My first ride with Jaime was a success. I’d say without even trying I had the suspension and tire pressure dialed in about 80%. The next few rides were fine tuning rebound and brake lever adjustment and by my fourth ride things were seamless. The whole bike is way bigger than my SB5. The Firebird has 162mm(6.38”) of rear travel and 170mm(6.7”) up front in a Fox Factory 36.  The bike is taller and longer. A lot longer. What does this mean for me? My riding style has been satisfied. I feel more confident on the bike, period. I can lean further into turns and even though the front tire is further away from me the height of the tire is closer. On the shorter, smaller SB5 I felt like I would run out of room in turns. My body wanted to do one thing and the bike only allowed a percentage of it to happen. I can settle in to certain situations and stay there longer on the Firebird. I don’t feel like I’m riding a 29” wheel. The whole bike is bigger which makes the proportion feel the same as the SB5 with the exception of the Firebird being more slack up front. It’s like adding sun and water and seeing the whole bike grow in every direction. The bike is super nimble and it only took a couple of rides to get used to throwing the rear end of the bike around. I go through almost all of my travel on trail rides but never bottom the suspension. It’s really plush in downhill sections but climbs and rebounds extremely well. The Fox Float X2 Factory performs incredibly. I never had my rear suspension dialed right on my SB5 as I was always afraid of going through all the suspension and bottoming it. I ended up with rear suspension on that bike that was always too stiff or didn’t have enough rebound set.

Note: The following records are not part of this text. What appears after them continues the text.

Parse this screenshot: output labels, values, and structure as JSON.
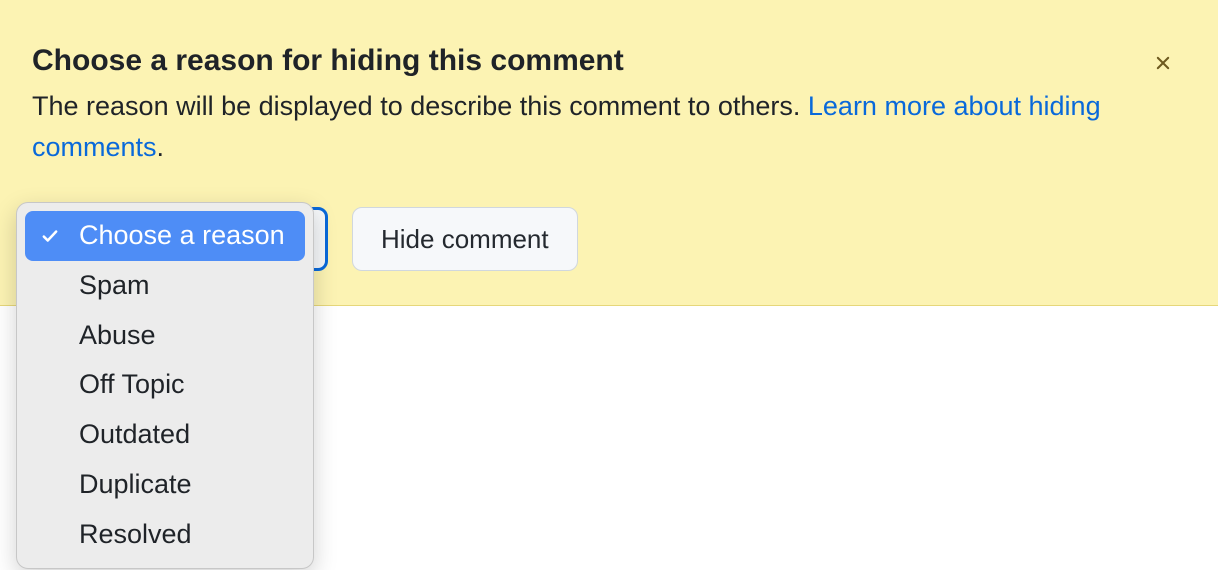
{
  "banner": {
    "title": "Choose a reason for hiding this comment",
    "desc_prefix": "The reason will be displayed to describe this comment to others. ",
    "link_text": "Learn more about hiding comments",
    "desc_suffix": "."
  },
  "select": {
    "trigger_label": "Choose a reason",
    "options": [
      "Choose a reason",
      "Spam",
      "Abuse",
      "Off Topic",
      "Outdated",
      "Duplicate",
      "Resolved"
    ],
    "selected_index": 0
  },
  "buttons": {
    "hide": "Hide comment"
  }
}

The stanchion on the Float X2 is wider, feels stiffer in climbs and more plush in DH sections. I run Maxxis Rekon 2.6 front and rear and this was the only change I made at purchase because of trail conditions where I often ride. I wanted the widest tire with a moderate amount of tread and the Rekon’s offered that. I couldn’t be happier with them and consider them a “plus light” tire. I’m really happy with where things are dialed at the moment and as always I’m in love with Shimano. They really got it right with their 12 speed drivetrain. It’s smooth as butter and super accurate. Could Shimano brakes actually get better than they were? Hard to believe but apparently so. The XT M8120 4-Piston brakes are epic. Well done Shimano.

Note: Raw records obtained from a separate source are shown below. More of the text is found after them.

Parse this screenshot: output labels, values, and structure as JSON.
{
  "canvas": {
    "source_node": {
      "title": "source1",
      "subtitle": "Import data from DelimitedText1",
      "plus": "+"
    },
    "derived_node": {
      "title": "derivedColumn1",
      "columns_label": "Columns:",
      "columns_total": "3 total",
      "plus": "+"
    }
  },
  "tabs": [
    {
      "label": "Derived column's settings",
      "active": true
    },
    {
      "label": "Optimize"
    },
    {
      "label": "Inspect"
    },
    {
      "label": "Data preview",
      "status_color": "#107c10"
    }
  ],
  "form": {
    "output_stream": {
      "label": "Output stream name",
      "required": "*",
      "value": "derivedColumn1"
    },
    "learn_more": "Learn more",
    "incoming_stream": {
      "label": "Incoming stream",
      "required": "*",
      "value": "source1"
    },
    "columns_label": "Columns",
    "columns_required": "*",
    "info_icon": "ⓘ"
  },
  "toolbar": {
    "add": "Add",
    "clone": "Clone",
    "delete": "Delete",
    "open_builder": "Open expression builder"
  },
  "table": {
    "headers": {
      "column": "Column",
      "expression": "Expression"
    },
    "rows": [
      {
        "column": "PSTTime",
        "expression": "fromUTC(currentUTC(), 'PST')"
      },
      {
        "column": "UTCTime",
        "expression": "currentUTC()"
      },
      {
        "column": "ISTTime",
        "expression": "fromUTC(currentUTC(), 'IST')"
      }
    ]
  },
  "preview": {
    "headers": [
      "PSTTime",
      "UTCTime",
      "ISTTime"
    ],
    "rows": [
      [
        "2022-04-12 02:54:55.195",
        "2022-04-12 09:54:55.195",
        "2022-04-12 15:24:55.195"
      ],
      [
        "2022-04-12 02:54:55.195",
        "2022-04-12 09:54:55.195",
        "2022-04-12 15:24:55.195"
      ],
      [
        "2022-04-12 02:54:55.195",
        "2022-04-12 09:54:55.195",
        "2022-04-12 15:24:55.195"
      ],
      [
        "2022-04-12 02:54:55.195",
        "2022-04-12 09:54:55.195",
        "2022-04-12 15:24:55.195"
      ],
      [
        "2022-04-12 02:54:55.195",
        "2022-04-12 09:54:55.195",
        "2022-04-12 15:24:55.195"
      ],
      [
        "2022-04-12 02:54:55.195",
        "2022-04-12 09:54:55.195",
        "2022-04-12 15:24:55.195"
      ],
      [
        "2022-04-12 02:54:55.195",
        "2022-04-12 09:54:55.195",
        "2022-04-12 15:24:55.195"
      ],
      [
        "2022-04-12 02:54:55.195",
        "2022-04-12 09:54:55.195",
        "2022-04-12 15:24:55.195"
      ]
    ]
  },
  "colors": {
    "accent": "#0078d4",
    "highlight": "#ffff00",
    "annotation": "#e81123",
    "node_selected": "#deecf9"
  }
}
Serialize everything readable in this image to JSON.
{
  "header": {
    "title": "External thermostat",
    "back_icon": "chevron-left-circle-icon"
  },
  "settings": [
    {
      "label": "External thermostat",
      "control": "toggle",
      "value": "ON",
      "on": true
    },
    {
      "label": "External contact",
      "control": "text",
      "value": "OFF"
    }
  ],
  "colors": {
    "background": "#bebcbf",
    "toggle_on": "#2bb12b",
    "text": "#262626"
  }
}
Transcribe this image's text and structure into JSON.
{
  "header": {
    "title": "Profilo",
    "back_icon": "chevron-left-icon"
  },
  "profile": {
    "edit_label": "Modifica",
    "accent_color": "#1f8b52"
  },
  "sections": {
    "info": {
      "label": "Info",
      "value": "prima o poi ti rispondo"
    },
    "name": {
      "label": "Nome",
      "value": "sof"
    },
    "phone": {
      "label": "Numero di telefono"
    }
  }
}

This is the bike I tried to build in 2012 and the concept of geometry along with the technology of suspension and evolution of a wheel size have come together in harmony. Mountain bikes have come a long way and for me they evolved around what I’ve always wanted. Bikes like the Pivot Firebird 29 are built to go downhill real fast and still have the ability to climb back up. When I’m on this bike I feel like a kid and I have moments when I feel like I’m behind the bars of the YZ80 again.

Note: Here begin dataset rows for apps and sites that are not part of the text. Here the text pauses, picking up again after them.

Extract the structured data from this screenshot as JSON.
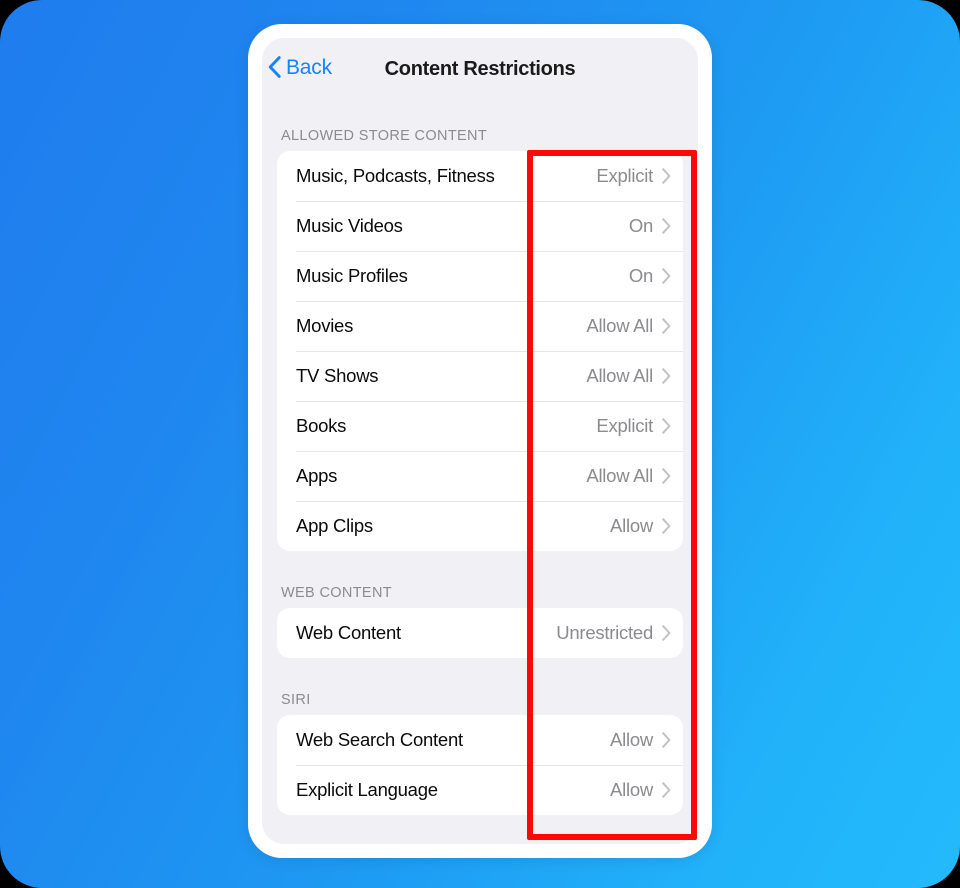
{
  "window": {
    "background_gradient_from": "#1f7ced",
    "background_gradient_to": "#23bafb"
  },
  "nav": {
    "back_label": "Back",
    "title": "Content Restrictions",
    "back_icon": "chevron-left-icon",
    "accent_color": "#1782ff"
  },
  "annotation": {
    "shape": "rectangle",
    "color": "#fb0808",
    "target": "settings-value-column"
  },
  "sections": [
    {
      "header": "ALLOWED STORE CONTENT",
      "rows": [
        {
          "label": "Music, Podcasts, Fitness",
          "value": "Explicit"
        },
        {
          "label": "Music Videos",
          "value": "On"
        },
        {
          "label": "Music Profiles",
          "value": "On"
        },
        {
          "label": "Movies",
          "value": "Allow All"
        },
        {
          "label": "TV Shows",
          "value": "Allow All"
        },
        {
          "label": "Books",
          "value": "Explicit"
        },
        {
          "label": "Apps",
          "value": "Allow All"
        },
        {
          "label": "App Clips",
          "value": "Allow"
        }
      ]
    },
    {
      "header": "WEB CONTENT",
      "rows": [
        {
          "label": "Web Content",
          "value": "Unrestricted"
        }
      ]
    },
    {
      "header": "SIRI",
      "rows": [
        {
          "label": "Web Search Content",
          "value": "Allow"
        },
        {
          "label": "Explicit Language",
          "value": "Allow"
        }
      ]
    }
  ]
}
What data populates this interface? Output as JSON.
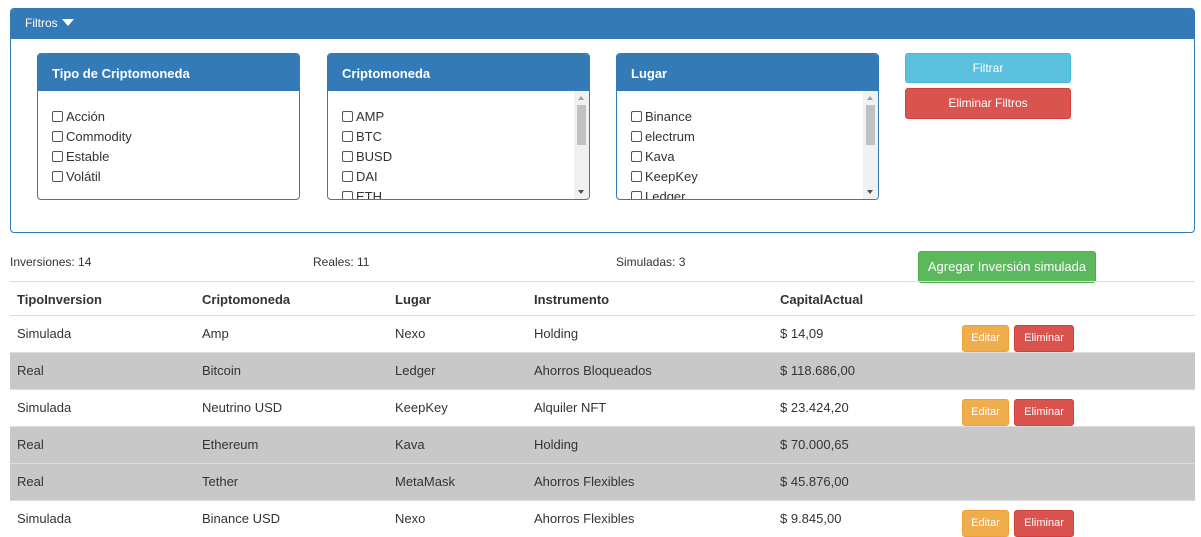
{
  "filters": {
    "title": "Filtros",
    "boxes": [
      {
        "title": "Tipo de Criptomoneda",
        "options": [
          "Acción",
          "Commodity",
          "Estable",
          "Volátil"
        ]
      },
      {
        "title": "Criptomoneda",
        "options": [
          "AMP",
          "BTC",
          "BUSD",
          "DAI",
          "ETH"
        ]
      },
      {
        "title": "Lugar",
        "options": [
          "Binance",
          "electrum",
          "Kava",
          "KeepKey",
          "Ledger"
        ]
      }
    ],
    "filter_button": "Filtrar",
    "clear_button": "Eliminar Filtros"
  },
  "summary": {
    "total": "Inversiones: 14",
    "real": "Reales: 11",
    "simulated": "Simuladas: 3",
    "add_button": "Agregar Inversión simulada"
  },
  "table": {
    "headers": [
      "TipoInversion",
      "Criptomoneda",
      "Lugar",
      "Instrumento",
      "CapitalActual"
    ],
    "rows": [
      {
        "tipo": "Simulada",
        "cripto": "Amp",
        "lugar": "Nexo",
        "instrumento": "Holding",
        "capital": "$ 14,09",
        "edit": "Editar",
        "delete": "Eliminar"
      },
      {
        "tipo": "Real",
        "cripto": "Bitcoin",
        "lugar": "Ledger",
        "instrumento": "Ahorros Bloqueados",
        "capital": "$ 118.686,00"
      },
      {
        "tipo": "Simulada",
        "cripto": "Neutrino USD",
        "lugar": "KeepKey",
        "instrumento": "Alquiler NFT",
        "capital": "$ 23.424,20",
        "edit": "Editar",
        "delete": "Eliminar"
      },
      {
        "tipo": "Real",
        "cripto": "Ethereum",
        "lugar": "Kava",
        "instrumento": "Holding",
        "capital": "$ 70.000,65"
      },
      {
        "tipo": "Real",
        "cripto": "Tether",
        "lugar": "MetaMask",
        "instrumento": "Ahorros Flexibles",
        "capital": "$ 45.876,00"
      },
      {
        "tipo": "Simulada",
        "cripto": "Binance USD",
        "lugar": "Nexo",
        "instrumento": "Ahorros Flexibles",
        "capital": "$ 9.845,00",
        "edit": "Editar",
        "delete": "Eliminar"
      }
    ]
  },
  "colors": {
    "primary": "#337ab7",
    "info": "#5bc0de",
    "danger": "#d9534f",
    "success": "#5cb85c",
    "warning": "#f0ad4e",
    "row_highlight": "#c8c8c8"
  }
}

They say it’s hard to break old habits but if you have a style you should stick to it. Eventually you’ll find your girl.